                          Or, and this is questionable, you could try panfrying it or cooking it in a cast iron skillet with a little bit of fat. If it's already ground, I wouldn't go to the trouble of cutting in some fat.

                          2 Replies
                          1. re: AbdulSheikhMohammed

                            Replying to my own thread here.... for shame. Just wanted to point out that if you do cut in any fat, try some butter!

                            I've cut in butter with beef burgers and lamb burgers that didn't have enough fat (I shoot for ~20%). Delicious!

                            1. re: AbdulSheikhMohammed

                              I like my burgers quite rare, and the grass-fed beef works fine for that -- I find them flavorful, juicy and intense. But my spouse, who won't touch meat that isn't cooked completely through, complains bitterly that it's "dry" and "gamey." (And I've got a freezer full of it -- bought a quarter of a cow a few months ago.)

                              Balsamic vinegar seems to lift the "off" taste, but I haven't figured out how to incorporate that into burgers. My best luck so far has been with an adaptation of a James Beard recipe -- you add a tablespoon or two of heavy cream and a hefty shot of grated onions to your pound of ground beef.

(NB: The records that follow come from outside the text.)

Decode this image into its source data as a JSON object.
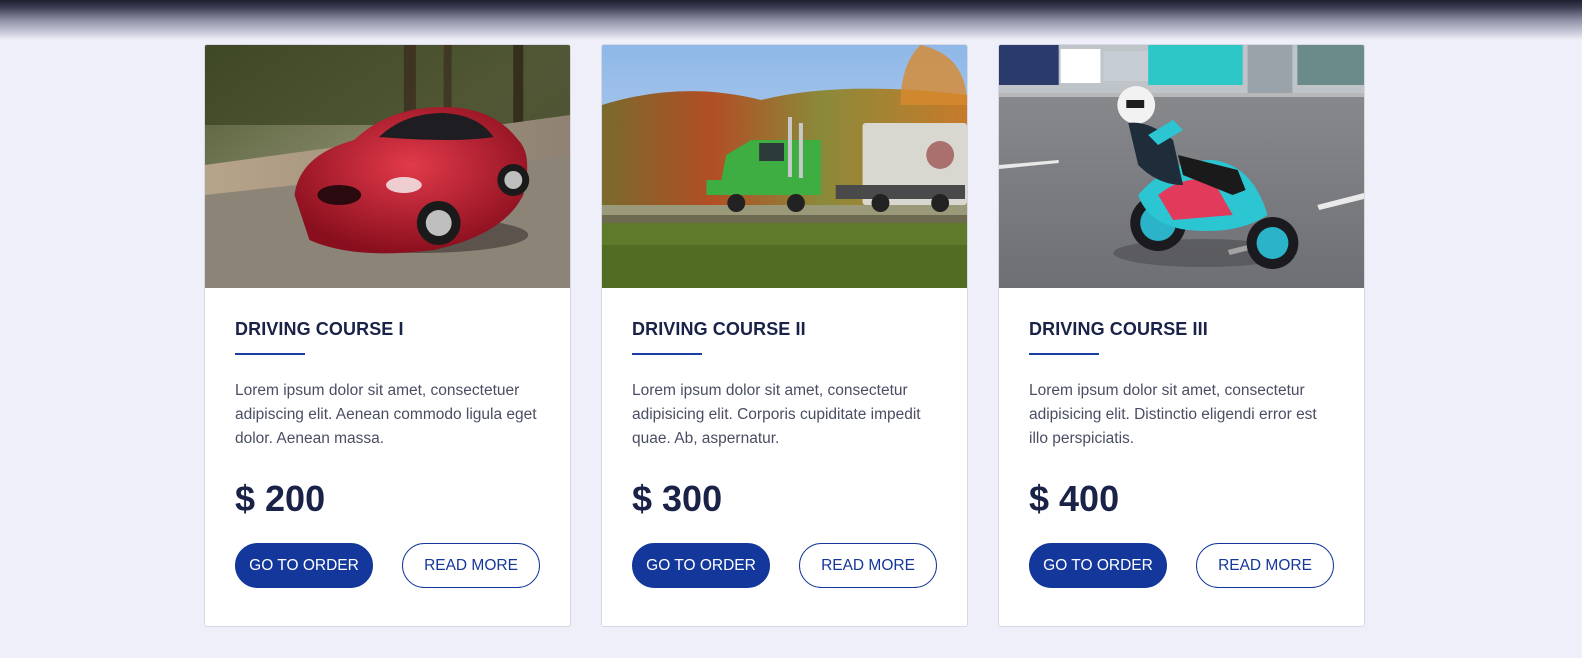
{
  "courses": [
    {
      "image": "red-sports-car-photo",
      "title": "DRIVING COURSE I",
      "description": "Lorem ipsum dolor sit amet, consectetuer adipiscing elit. Aenean commodo ligula eget dolor. Aenean massa.",
      "price": "$ 200",
      "order_label": "GO TO ORDER",
      "more_label": "READ MORE"
    },
    {
      "image": "green-truck-photo",
      "title": "DRIVING COURSE II",
      "description": "Lorem ipsum dolor sit amet, consectetur adipisicing elit. Corporis cupiditate impedit quae. Ab, aspernatur.",
      "price": "$ 300",
      "order_label": "GO TO ORDER",
      "more_label": "READ MORE"
    },
    {
      "image": "motorcycle-racer-photo",
      "title": "DRIVING COURSE III",
      "description": "Lorem ipsum dolor sit amet, consectetur adipisicing elit. Distinctio eligendi error est illo perspiciatis.",
      "price": "$ 400",
      "order_label": "GO TO ORDER",
      "more_label": "READ MORE"
    }
  ],
  "colors": {
    "accent": "#13379a",
    "title": "#1a2247",
    "background": "#efeff9"
  }
}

                          2. I had a grass-fed-beef hamburger steak for the first time three nights ago. Didn't do anything to it, and it tasted fine to me.